Large scale building projects are once again the main drivers of construction output now that the British construction industry has well and truly put the recession behind it. Surplus office space in London and other big cities has been largely mopped up on the back of recent economic growth. Nowhere is this more apparent than at Canary Wharf in London's Docklands, where new buildings are now under construction for the first time since the developer collapsed in the early 1990s (see page 24).
Meanwhile, most cities have at least one major Millennium or Lottery funded project worth more than £50M. And the Private Finance Initiative has spawned its first two major new health sector projects - the £214M Norfolk & Norwich hospital and the £125M Dartford & Gravesham hospital. Both these schemes are now under construction and more are expected to start up in the next 12 months.
Latest figures from Construction Forecasting & Research show that this year private commercial construction output will grow by 8% to £9.6bn - around £1bn short of boom figures reported in 1990. National contractors such as Kier say 80% of their new orders now come from private developers.
It is just as well for the industry that commercial building is doing so well. Infrastructure orders are in the doldrums, bumping along at around £500M a year and with the future of the Channel Tunnel Rail Link and Thameslink 2000 in doubt the civil engineering sector is in hiatus.
Significantly, growth in building output has been underpinned by a much more cautious approach from clients and contractors, who remember the pain caused by the last recession. 'There is not a lot of speculative property being built,' says Kier Group finance director Duncan Brand. Instead, most developers look for tenants before starting construction to ensure they are certain of realising their investments.

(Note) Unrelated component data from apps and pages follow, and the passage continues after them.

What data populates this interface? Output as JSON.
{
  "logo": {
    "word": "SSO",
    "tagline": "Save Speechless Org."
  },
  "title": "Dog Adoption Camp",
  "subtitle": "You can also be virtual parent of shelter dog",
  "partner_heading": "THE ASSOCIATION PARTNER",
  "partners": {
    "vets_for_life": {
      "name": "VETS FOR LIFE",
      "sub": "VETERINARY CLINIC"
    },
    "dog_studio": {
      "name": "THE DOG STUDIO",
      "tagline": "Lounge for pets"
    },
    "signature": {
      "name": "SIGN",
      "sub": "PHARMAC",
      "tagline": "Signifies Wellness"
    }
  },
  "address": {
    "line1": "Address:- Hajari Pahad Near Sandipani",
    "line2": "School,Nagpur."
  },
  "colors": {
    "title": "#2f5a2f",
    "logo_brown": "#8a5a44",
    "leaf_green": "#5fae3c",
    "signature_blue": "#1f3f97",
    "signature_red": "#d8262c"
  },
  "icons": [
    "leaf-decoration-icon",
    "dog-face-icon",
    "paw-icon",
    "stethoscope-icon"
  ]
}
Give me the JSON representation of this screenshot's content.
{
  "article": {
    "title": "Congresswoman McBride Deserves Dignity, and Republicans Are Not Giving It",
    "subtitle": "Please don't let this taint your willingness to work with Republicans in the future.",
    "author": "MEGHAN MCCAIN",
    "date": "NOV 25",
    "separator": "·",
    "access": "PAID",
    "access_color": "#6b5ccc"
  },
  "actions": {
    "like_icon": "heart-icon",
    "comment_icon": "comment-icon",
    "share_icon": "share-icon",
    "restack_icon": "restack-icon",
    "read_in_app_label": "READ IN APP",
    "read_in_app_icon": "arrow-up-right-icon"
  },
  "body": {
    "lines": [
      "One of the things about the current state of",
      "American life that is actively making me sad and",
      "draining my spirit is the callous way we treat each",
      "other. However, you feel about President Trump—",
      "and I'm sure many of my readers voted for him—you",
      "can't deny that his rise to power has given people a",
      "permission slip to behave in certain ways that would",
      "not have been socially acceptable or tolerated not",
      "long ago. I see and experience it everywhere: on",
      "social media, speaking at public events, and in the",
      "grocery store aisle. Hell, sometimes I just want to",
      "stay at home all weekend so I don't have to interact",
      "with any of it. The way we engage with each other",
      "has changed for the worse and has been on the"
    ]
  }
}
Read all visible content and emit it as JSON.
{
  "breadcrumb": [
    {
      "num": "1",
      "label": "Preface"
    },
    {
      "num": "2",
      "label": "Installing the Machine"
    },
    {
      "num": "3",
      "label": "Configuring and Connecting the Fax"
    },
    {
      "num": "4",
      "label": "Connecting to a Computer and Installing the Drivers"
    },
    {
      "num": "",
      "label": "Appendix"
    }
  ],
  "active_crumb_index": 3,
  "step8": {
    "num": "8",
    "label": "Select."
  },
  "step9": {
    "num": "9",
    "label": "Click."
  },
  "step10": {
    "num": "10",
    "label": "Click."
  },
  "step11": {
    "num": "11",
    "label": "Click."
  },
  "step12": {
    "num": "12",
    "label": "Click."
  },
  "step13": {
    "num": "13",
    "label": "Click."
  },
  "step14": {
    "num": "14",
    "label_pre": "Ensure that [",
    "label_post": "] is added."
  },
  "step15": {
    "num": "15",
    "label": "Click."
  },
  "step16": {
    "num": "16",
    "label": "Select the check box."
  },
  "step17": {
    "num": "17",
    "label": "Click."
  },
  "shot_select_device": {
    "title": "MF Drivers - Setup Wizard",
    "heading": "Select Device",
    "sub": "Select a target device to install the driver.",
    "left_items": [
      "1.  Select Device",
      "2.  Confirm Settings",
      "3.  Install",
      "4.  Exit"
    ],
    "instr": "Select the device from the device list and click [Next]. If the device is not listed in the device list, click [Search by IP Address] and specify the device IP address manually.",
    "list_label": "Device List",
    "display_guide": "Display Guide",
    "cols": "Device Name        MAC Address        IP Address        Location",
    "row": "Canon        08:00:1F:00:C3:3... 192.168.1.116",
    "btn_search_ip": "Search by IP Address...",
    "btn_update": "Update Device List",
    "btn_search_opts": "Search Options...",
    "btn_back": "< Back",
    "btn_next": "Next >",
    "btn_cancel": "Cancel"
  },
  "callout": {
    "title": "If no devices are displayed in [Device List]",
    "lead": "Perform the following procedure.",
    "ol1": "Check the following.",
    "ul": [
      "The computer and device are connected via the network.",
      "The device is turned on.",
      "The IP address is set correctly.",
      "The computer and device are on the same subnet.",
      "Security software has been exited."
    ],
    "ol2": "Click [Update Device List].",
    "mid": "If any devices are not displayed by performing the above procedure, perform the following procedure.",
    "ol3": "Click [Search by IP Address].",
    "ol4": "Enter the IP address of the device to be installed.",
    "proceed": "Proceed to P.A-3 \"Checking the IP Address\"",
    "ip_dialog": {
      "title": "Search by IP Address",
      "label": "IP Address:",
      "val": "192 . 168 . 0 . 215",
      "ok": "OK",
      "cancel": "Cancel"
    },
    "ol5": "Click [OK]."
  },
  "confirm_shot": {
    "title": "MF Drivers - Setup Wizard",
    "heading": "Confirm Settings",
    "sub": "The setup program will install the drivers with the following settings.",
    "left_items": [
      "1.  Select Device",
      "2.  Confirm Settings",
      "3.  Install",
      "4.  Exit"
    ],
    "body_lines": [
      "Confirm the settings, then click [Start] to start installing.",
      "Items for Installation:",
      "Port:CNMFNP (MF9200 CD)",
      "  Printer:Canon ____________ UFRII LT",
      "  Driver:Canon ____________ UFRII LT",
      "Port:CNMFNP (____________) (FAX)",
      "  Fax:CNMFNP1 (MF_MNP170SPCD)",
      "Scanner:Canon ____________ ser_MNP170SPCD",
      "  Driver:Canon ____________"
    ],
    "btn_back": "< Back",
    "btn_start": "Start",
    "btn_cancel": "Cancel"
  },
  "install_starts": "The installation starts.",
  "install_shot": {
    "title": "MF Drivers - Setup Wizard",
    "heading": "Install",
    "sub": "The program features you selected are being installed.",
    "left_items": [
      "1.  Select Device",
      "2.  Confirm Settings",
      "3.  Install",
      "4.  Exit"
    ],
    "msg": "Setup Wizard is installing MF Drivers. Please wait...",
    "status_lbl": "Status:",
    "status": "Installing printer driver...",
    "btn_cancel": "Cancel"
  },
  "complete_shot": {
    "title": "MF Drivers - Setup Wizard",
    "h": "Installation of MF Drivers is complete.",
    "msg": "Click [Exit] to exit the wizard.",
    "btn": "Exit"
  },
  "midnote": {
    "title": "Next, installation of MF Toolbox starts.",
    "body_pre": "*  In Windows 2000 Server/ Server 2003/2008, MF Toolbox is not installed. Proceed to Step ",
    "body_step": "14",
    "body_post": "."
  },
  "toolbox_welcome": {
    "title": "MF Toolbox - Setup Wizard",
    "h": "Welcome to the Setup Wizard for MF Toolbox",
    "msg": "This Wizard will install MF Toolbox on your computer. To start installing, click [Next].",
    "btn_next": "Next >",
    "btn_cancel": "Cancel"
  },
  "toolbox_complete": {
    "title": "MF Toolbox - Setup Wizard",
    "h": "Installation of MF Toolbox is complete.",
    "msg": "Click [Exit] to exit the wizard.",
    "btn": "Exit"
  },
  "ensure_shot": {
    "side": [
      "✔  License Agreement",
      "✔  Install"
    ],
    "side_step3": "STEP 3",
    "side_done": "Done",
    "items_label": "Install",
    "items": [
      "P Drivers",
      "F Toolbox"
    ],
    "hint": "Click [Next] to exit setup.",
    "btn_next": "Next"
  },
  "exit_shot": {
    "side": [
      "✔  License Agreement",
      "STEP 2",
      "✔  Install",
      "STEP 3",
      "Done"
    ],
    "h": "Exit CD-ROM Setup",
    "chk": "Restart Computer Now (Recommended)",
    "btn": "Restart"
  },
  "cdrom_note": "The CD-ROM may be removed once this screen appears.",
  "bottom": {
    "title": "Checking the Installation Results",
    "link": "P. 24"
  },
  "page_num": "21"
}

Those that are building speculatively are also tailoring projects to the likely demands of potential clients. Ove Arup is working on a project in the West End - the heart of London's media land. With this in mind the building is designed for maximum internal flexibility - something fast changing media organisations expect.
Growing computer use has taught developers and their engineers about designing for cabling for electronic trading systems. 'People have a lot of experience in running and operating trading floors and are defining the specifications. The requirements are a lot better known now,' says Mott MacDonald head of structures Mike Barker.
But if the building market is strong now there are signs there could be a slow down in the growth of projects after the turn of the century. By then most of the millennium projects will be finished and contractors and consultants will be looking for replacement work. By that time the PFI should be delivering more hospitals and government buildings, but an eventual slow down in the economy resulting from recent interest rate rises could take the heat out of the commercial property boom.